With the inauguration of Gloria Macapagal Arroyo on June 30th, the Philippines brings its latest presidential election process to a successful conclusion and once again shows the strength of its democracy. The election on May 10th was hotly contested. When the votes were in, Mrs. Arroyo had defeated her opponent, Fernando Poe, Junior, by a million votes out of more than thirty-million cast. On June 23rd, the Philippine Congress officially proclaimed that Mrs. Arroyo had been elected.
Opposition groups submitted a challenge to the results to the Philippine Supreme Court, but their petition was rejected. As a White House statement put it, the people of the Philippines made use of “established legal mechanisms and [rejected] extra-legal options for resolving their differences.”
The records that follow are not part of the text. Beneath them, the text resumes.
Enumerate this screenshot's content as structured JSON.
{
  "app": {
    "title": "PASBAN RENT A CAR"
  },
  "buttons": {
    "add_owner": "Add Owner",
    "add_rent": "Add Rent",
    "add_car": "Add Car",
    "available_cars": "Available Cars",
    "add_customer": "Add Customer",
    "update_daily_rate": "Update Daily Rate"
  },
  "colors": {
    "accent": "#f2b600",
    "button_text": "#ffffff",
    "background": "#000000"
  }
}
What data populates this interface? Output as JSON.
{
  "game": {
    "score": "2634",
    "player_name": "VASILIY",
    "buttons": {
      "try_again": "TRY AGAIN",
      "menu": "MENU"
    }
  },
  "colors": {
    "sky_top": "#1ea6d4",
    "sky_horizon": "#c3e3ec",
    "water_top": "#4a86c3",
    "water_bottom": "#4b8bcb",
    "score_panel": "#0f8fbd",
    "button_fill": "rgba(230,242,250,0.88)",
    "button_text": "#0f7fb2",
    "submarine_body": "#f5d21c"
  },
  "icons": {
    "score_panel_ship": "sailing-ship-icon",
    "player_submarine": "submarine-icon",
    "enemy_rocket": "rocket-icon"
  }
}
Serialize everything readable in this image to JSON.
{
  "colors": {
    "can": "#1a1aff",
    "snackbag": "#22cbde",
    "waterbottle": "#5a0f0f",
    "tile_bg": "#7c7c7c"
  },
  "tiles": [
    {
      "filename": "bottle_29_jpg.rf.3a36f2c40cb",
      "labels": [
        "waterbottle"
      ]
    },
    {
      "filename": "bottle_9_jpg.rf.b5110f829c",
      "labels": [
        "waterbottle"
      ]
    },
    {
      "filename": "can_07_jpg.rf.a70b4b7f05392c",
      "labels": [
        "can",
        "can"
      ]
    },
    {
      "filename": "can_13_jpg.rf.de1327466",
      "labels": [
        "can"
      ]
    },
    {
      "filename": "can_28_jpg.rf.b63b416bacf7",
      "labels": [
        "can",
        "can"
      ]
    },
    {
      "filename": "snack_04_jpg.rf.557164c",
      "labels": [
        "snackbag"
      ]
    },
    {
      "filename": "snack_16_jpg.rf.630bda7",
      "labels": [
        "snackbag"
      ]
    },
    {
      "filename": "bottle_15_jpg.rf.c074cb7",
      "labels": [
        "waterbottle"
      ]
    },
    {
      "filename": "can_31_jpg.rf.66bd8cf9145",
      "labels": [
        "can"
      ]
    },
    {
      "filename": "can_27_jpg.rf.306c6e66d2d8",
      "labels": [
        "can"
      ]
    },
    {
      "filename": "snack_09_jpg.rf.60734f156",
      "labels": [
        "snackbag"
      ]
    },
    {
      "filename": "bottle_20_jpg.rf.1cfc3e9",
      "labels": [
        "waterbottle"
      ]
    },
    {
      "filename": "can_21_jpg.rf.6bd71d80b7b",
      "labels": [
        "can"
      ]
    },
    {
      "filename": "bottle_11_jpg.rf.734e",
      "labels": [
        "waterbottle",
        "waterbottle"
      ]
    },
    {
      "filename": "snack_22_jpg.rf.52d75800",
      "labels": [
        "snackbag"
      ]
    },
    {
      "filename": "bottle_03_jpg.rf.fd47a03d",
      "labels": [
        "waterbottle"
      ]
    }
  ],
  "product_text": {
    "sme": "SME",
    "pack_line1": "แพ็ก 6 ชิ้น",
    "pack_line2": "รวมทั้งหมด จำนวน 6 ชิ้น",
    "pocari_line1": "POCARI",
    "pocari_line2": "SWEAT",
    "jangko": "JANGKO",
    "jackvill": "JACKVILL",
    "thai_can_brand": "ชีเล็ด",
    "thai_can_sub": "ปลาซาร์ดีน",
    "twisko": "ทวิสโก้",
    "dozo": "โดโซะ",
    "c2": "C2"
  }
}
Philippine President Arroyo is faced with a number of issues. Rising crime and concerns about security have had a negative impact on tourism and foreign investment. The Philippines faces threats from insurgents on the southern island of Mindanao, as well as terrorism by both Muslim extremists and Communist groups.
After a hard-fought election campaign, President Arroyo has called for reconciliation:
“To my detractors, I appeal for unity. To my supporters, I appeal for an open mind. This is a time for forgiveness and letting go of the past.”
The U.S. and the Philippines have long had a close relationship. The Philippines is an active participant in the global war against terrorism. The U.S. looks forward to strengthening its close cooperation with the Philippines to promote the security and prosperity of both countries.